Or was it?
About five years ago I rediscovered the world of role-playing games (comics had been a constant in my life) and found something so different to my earlier experience that I was inspired to create Nine Dragons RPG Ltd and design the Urban Fantasy RPG, Honour, which was published in 2015.
I learned a lot in that, and one of the things that I discovered was that there was a wealth of material out there in independent comics that was almost tailor made for using as a base for role-playing games. I was determined to find the perfect comic to inspire the creation of a great new RPG. It had to be accessible but original, have a strong vision, but enough scope that player and GMs could start making it their own. It had to be special.

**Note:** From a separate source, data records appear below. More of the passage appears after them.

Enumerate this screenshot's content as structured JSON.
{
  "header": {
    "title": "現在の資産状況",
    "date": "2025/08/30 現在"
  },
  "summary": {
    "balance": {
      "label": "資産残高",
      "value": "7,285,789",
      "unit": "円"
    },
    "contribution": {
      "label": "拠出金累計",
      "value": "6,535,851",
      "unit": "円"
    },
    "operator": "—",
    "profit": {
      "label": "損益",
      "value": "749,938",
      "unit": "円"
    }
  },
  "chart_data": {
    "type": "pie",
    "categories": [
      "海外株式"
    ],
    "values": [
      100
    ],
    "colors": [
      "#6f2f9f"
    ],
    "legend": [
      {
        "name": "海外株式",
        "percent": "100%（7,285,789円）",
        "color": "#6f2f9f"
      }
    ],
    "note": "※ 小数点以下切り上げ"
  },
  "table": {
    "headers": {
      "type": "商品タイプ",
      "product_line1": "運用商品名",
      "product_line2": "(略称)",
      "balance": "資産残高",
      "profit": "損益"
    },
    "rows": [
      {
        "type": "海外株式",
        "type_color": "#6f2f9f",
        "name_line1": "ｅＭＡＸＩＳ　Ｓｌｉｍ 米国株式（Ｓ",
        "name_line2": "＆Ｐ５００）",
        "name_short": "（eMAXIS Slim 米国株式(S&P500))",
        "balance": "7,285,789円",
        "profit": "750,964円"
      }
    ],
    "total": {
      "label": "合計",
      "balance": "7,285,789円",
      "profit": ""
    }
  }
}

When I found myself alone and with time on my hands at MCM Comic Con in Manchester, England,
it seemed like a great opportunity to make a start on the comic RPG idea. I wandered up and down the Comics Village section of the show and allowed the art to wash over me, waiting for something remarkable to grab me.
Several things did and I spoke to the creators of a few genuinely interesting comics, but the spark was not there. I knew I needed something that would excite me and get my creativity going, but i also knew that I needed that something to come from someone who I could feel comfortable with, get to know and, basically, like.

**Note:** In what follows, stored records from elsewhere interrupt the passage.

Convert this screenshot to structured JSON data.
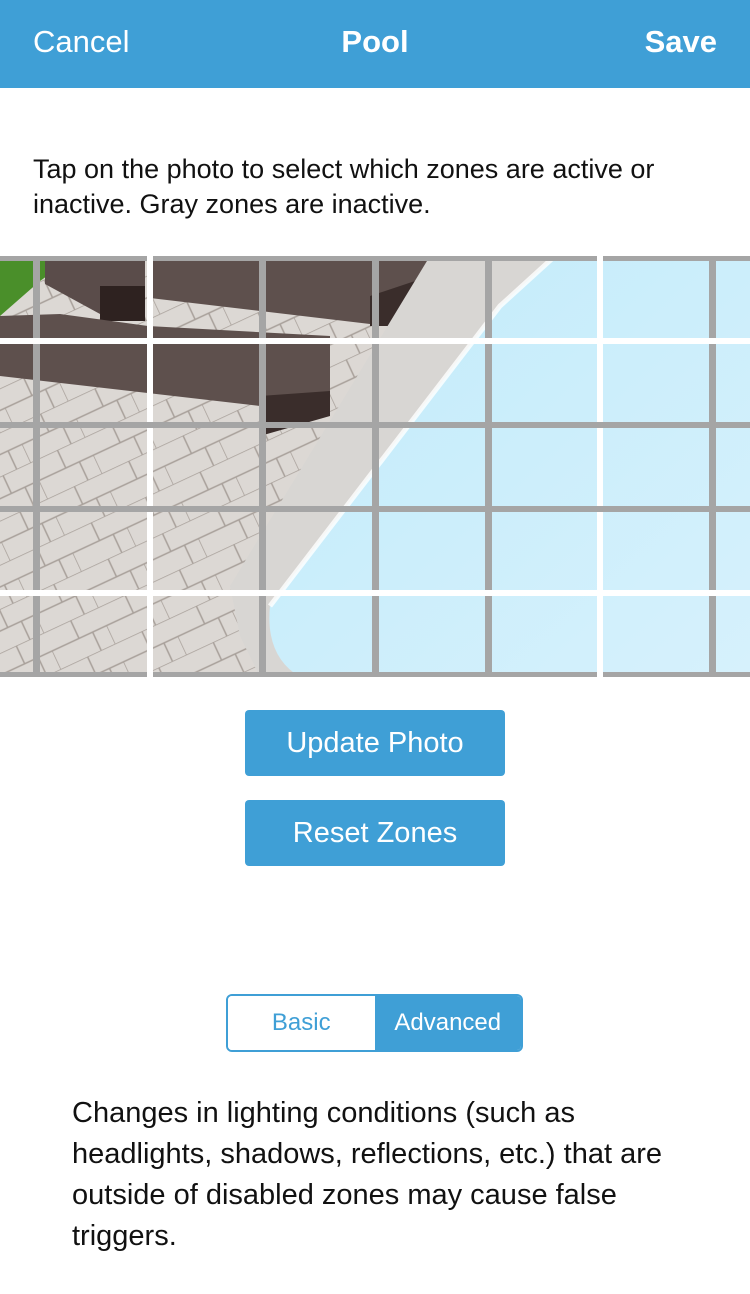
{
  "navbar": {
    "cancel_label": "Cancel",
    "title": "Pool",
    "save_label": "Save",
    "background_color": "#3f9fd6"
  },
  "instructions": "Tap on the photo to select which zones are active or inactive. Gray zones are inactive.",
  "zone_grid": {
    "columns": 7,
    "rows": 5,
    "photo_subject": "pool deck with dark benches, paving stones and pool water"
  },
  "buttons": {
    "update_photo": "Update Photo",
    "reset_zones": "Reset Zones"
  },
  "mode_toggle": {
    "options": [
      "Basic",
      "Advanced"
    ],
    "selected": "Advanced"
  },
  "note": "Changes in lighting conditions (such as headlights, shadows, reflections, etc.) that are outside of disabled zones may cause false triggers."
}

Then I saw issue one of Flintlock, I saw Lady Jane Flintlock's eyes staring out at me over her highwayman's mask, I saw her beautiful pistols, I saw Shanti the pirate princess holding her mappila sword and I was hooked. Thankfully when I spoke to the man behind the book, Steve Tanner, he was exactly the sort of guy I knew I would get on with. Steve is a gentle, calm, thoughtful, kind and clever man; almost the opposite of myself (I too am kind, or try to be, and I have moments of not being completely stupid).
I explained to Steve what I was hoping to do, create a new RPG based on a unique comic, and that I thought Flintlock might be that comic, and he got it, right there and then, he got it. Fifteen minutes later we had agreed that this was going to happen.

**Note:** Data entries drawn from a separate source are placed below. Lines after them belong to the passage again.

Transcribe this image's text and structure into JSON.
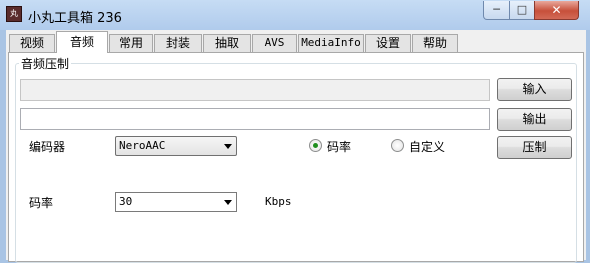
{
  "window": {
    "title": "小丸工具箱 236",
    "app_icon_text": "丸",
    "controls": {
      "minimize": "─",
      "maximize": "□",
      "close": "✕"
    }
  },
  "tabs": [
    {
      "label": "视频",
      "active": false
    },
    {
      "label": "音频",
      "active": true
    },
    {
      "label": "常用",
      "active": false
    },
    {
      "label": "封装",
      "active": false
    },
    {
      "label": "抽取",
      "active": false
    },
    {
      "label": "AVS",
      "active": false
    },
    {
      "label": "MediaInfo",
      "active": false
    },
    {
      "label": "设置",
      "active": false
    },
    {
      "label": "帮助",
      "active": false
    }
  ],
  "audio": {
    "group_title": "音频压制",
    "input_path": "",
    "output_path": "",
    "input_button": "输入",
    "output_button": "输出",
    "encode_button": "压制",
    "encoder_label": "编码器",
    "encoder_value": "NeroAAC",
    "bitrate_label": "码率",
    "bitrate_value": "30",
    "bitrate_unit": "Kbps",
    "mode_options": [
      {
        "label": "码率",
        "selected": true
      },
      {
        "label": "自定义",
        "selected": false
      }
    ]
  },
  "colors": {
    "highlight": "#c9252b",
    "radio_selected": "#1e8e1e"
  }
}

That was summer 2016. The licensing agreement was finally signed by both parties in October 2017, more than a year on from that initial meeting.
Designing and refining and testing The Flintlock Role-playing Game has been nothing but a pleasure. The world of Flintlock, the 17th Century of England, The Indian Ocean and the wider world, grabed player and game masters alike and within a couple of weeks of putting a call out for groups to play test there were 6 groups playing a nascent system. The feeling that I had that this game was going to appeal to a wide audience was backed up by the fact that the groups hailed from far-and-wide, Kentucky (USA), Montreal (Canada), Shenzhen (China), Hong Kong, Sheffield (UK) and Singapore.
Why has Flintlock found a wide and varied audience so successfully, even before it has been completed? I honestly think that it is the core concept of the antihero. The protagonists in the comics various stories are not your average comic heroes; in fact Flintlock "heroes" subvert the idea of who we see as good and evil, who we see as perpetrator and victim. In Flintlock the main personas are, just like you and me, flawed, real, human and not stereotypes. So, Flintlock offers player the chance to be someone different, while at the same time exploring what it is to be us, regular messed up folks with complex, everyday, unexpected lives.
Oh, and let's not forget, highwaymen, pirates and robots are cool, no matter where your story is set!